On the first day of "Intro to Film," the professor walked into the classroom, turned to the class, and said "Hi. Welcome to 'Intro to Film.' Today, we're going to watch 'Singin' in the Rain' because it's perfect and it makes me happy." With that, the movie started, and it was perfect.
There's a reason that given a choice of essentially any movie he could think of the professor chose Gene Kelly's ode to the Busby Berkeley era of musicals in the 1930s. It's because "Singin' in the Rain" is just about everything a movie should be.
Here's a great way to spend 100 minutes.
Come home after a hard day on the job. Loosen that tie or take off those heels. Pour yourself a stiff drink (if you are of age). Turn off all of the lights, plunk yourself down on the nearest couch, and travel back in time.
John Huston's adaptation of Dashiell Hammett's "The Maltese Falcon," one of the 50 films featured on "The Best of Warner Bros" collection, is more or less a perfect movie. The term "film noir" gets thrown around a lot without a lot of people knowing what it means or where it all started, and this movie has your answer.

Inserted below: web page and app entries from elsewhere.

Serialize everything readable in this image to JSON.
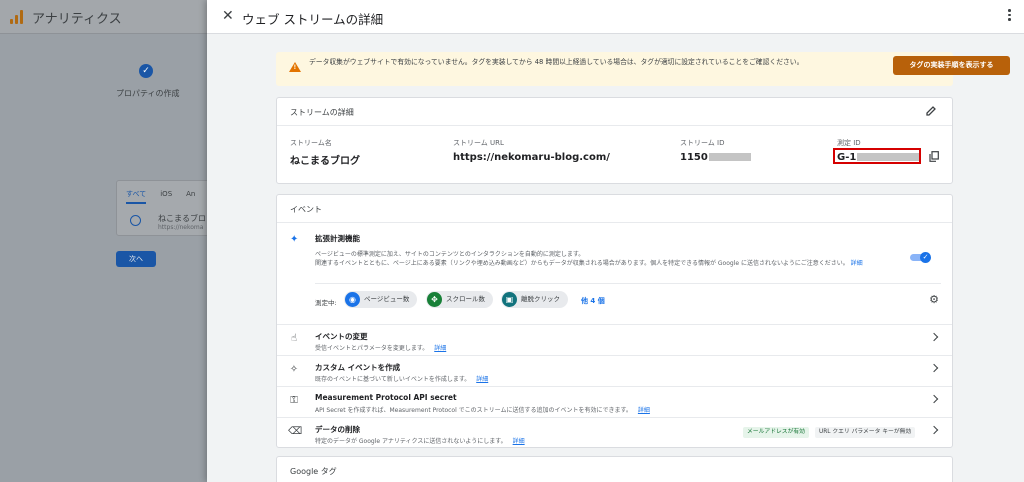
{
  "background": {
    "app_title": "アナリティクス",
    "step_label": "プロパティの作成",
    "tabs": [
      "すべて",
      "iOS",
      "An"
    ],
    "stream_item": {
      "name": "ねこまるブロ",
      "url": "https://nekoma"
    },
    "next_button": "次へ"
  },
  "drawer": {
    "title": "ウェブ ストリームの詳細"
  },
  "banner": {
    "text": "データ収集がウェブサイトで有効になっていません。タグを実装してから 48 時間以上経過している場合は、タグが適切に設定されていることをご確認ください。",
    "button": "タグの実装手順を表示する"
  },
  "stream_details": {
    "title": "ストリームの詳細",
    "fields": [
      {
        "label": "ストリーム名",
        "value": "ねこまるブログ"
      },
      {
        "label": "ストリーム URL",
        "value": "https://nekomaru-blog.com/"
      },
      {
        "label": "ストリーム ID",
        "value": "1150"
      },
      {
        "label": "測定 ID",
        "value": "G-1"
      }
    ]
  },
  "events": {
    "title": "イベント",
    "enhanced": {
      "title": "拡張計測機能",
      "desc_line1": "ページビューの標準測定に加え、サイトのコンテンツとのインタラクションを自動的に測定します。",
      "desc_line2": "関連するイベントとともに、ページ上にある要素（リンクや埋め込み動画など）からもデータが収集される場合があります。個人を特定できる情報が Google に送信されないようにご注意ください。",
      "link": "詳細",
      "measuring_label": "測定中:",
      "chips": [
        {
          "label": "ページビュー数",
          "color": "#1a73e8",
          "icon": "eye-icon"
        },
        {
          "label": "スクロール数",
          "color": "#188038",
          "icon": "scroll-icon"
        },
        {
          "label": "離脱クリック",
          "color": "#12737d",
          "icon": "click-icon"
        }
      ],
      "more": "他 4 個",
      "enabled": true
    },
    "rows": [
      {
        "title": "イベントの変更",
        "desc": "受信イベントとパラメータを変更します。",
        "link": "詳細",
        "icon": "touch-icon"
      },
      {
        "title": "カスタム イベントを作成",
        "desc": "既存のイベントに基づいて新しいイベントを作成します。",
        "link": "詳細",
        "icon": "magic-icon"
      },
      {
        "title": "Measurement Protocol API secret",
        "desc": "API Secret を作成すれば、Measurement Protocol でこのストリームに送信する追加のイベントを有効にできます。",
        "link": "詳細",
        "icon": "key-icon"
      },
      {
        "title": "データの削除",
        "desc": "特定のデータが Google アナリティクスに送信されないようにします。",
        "link": "詳細",
        "icon": "eraser-icon"
      }
    ],
    "badges": [
      "メールアドレスが有効",
      "URL クエリ パラメータ キーが無効"
    ]
  },
  "google_tag": {
    "title": "Google タグ"
  }
}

"The Wizard of Oz" has really entered a one-of-a-kind stratosphere of pop culture recognition. There's the ruby slippers, the songs. Even the Wicked Witch of West's musical cue is burned in the brains of the children who grew up on the MGM classic. Most people know it beat for beat, so why is its inclusion on a Blu-ray set worth pointing out?
When that set is the recently released "Best of Warner Bros 50 Film Collection," it's absolutely worth taking note. As the name of the package implies, the collection brings together some of the most beloved films from the studio's 90-year history. Everything from "The Grand Hotel" to "The Hangover" can be found in one box.
So what is an MGM classic doing in the box?